Hepatitis B virus infection among pregnant women in Taiwan: Comparison between women born in Taiwan and other southeast countries
1 Department of Laboratory Medicine, Fooyin University Hospital, Pingtong, Taiwan
2 Basic Medical Science Education Center, Fooyin University, Kaohsiung, Taiwan
3 Graduate Institute of medicine, College of Medicine, Kaohsiung Medical University, Kaohsiung, Taiwan
4 Department of Nursing, Tri-Service General Hospital, Taipei, Taiwan
5 Department of Radiation Oncology, Chang Gung Memorial Hospital – Kaohsiung Medical Center, Chang Gung University College of Medicine; Kaohsiung, Taiwan
6 Faculty of Biomedical Laboratory Science, Kaohsiung Medical University, Kaohsiung, Taiwan
7 Department of Internal Medicine Fooyin University Hospital, Pingtong, Taiwan
8 Graduate Institute of Health Care, MeiHo Institute of Technology, Pingtong, Taiwan
9 Global Center of Excellence for Oral Health Research and Development, Kaohsiung Medical University, Kaohsiung, Taiwan
BMC Public Health 2008, 8:49 doi:10.1186/1471-2458-8-49Published: 7 February 2008
Taiwan's national vaccination program has successfully decreased the prevalence of hepatitis B infection after twenty years of implementation and might be indirectly beneficial to the second generation. In this study, we compared the hepatitis B infection status of two groups: pregnant Taiwanese women and other Southeast Asian women, who because they had immigrated later in life to Taiwan by marriage to a Taiwanese man, had not been exposed to that vaccination program to evaluate the effect of hepatitis vaccination program on women of child-bearing age and further explored the potential impact of immigration on the hepatitis B public health policy in Taiwan.
Data was collected from 10,327 women born in Taiwan and 1,418 women born in other Southeast Asian countries, both groups receiving prenatal examinations at Fooyin University Hospital between 1996 and 2005. The results of serum hepatitis B s-Antigen (HBsAg) and hepatitis B e-Antigen (HBeAg) tests and other demographic data were obtained by medical chart review.
The pregnant women from Taiwan had a higher HBsAg positive rate (15.5%) but lower HBeAg(+)/HBsAg(+) ratio (32.1%) than the women from other countries (8.9% and 52.4%). For those born before July, 1984, the period of no national vaccination program, Taiwanese women had a higher HBsAg positive rate than other Southeast Asian women (15.7% vs. 8.4%), but for women born after that day and before June 1986, the period of vaccination for high risk newborns, the HBsAg positive rates found to be slightly lower for Taiwanese women than for other Southeast Asian women (11.4% vs. 12.3%) and the difference was more significant (3.1% vs. 28.6%) after June 1986, the period of vaccination for all newborns.

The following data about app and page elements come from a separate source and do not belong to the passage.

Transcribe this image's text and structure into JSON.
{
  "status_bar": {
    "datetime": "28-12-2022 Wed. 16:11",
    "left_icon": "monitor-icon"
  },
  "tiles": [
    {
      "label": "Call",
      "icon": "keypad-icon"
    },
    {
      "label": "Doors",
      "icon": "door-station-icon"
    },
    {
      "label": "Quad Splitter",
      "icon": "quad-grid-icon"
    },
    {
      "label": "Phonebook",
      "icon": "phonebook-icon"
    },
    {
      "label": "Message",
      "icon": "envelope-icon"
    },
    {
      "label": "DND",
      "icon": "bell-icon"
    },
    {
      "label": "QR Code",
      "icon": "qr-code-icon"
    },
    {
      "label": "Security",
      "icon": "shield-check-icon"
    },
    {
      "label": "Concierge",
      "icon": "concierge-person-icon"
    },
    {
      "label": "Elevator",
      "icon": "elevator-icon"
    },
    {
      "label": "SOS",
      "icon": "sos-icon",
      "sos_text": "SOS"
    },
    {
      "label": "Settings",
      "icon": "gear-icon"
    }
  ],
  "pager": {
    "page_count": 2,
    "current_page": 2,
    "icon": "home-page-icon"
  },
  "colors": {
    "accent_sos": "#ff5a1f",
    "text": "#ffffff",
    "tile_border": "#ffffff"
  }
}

While the HBeAg(+)/HBsAg(+) ratios decreased with age in both groups, they were consistently higher in women from other Southeast Asian countries than in women born in Taiwan after age 20.
In Taiwan, the neonatal vaccination program that was implemented in 1984 has successfully reduced hepatitis B infection among pregnant women in present day, and is likely to indirectly prevent hepatitis B infection in the next generation. However, the increasing number of pregnant women from other Southeast Asian countries without a national neonatal vaccination program or with a program that was introduced later than the one in Taiwan will likely lessen the positive impact of this program and should be further assessed.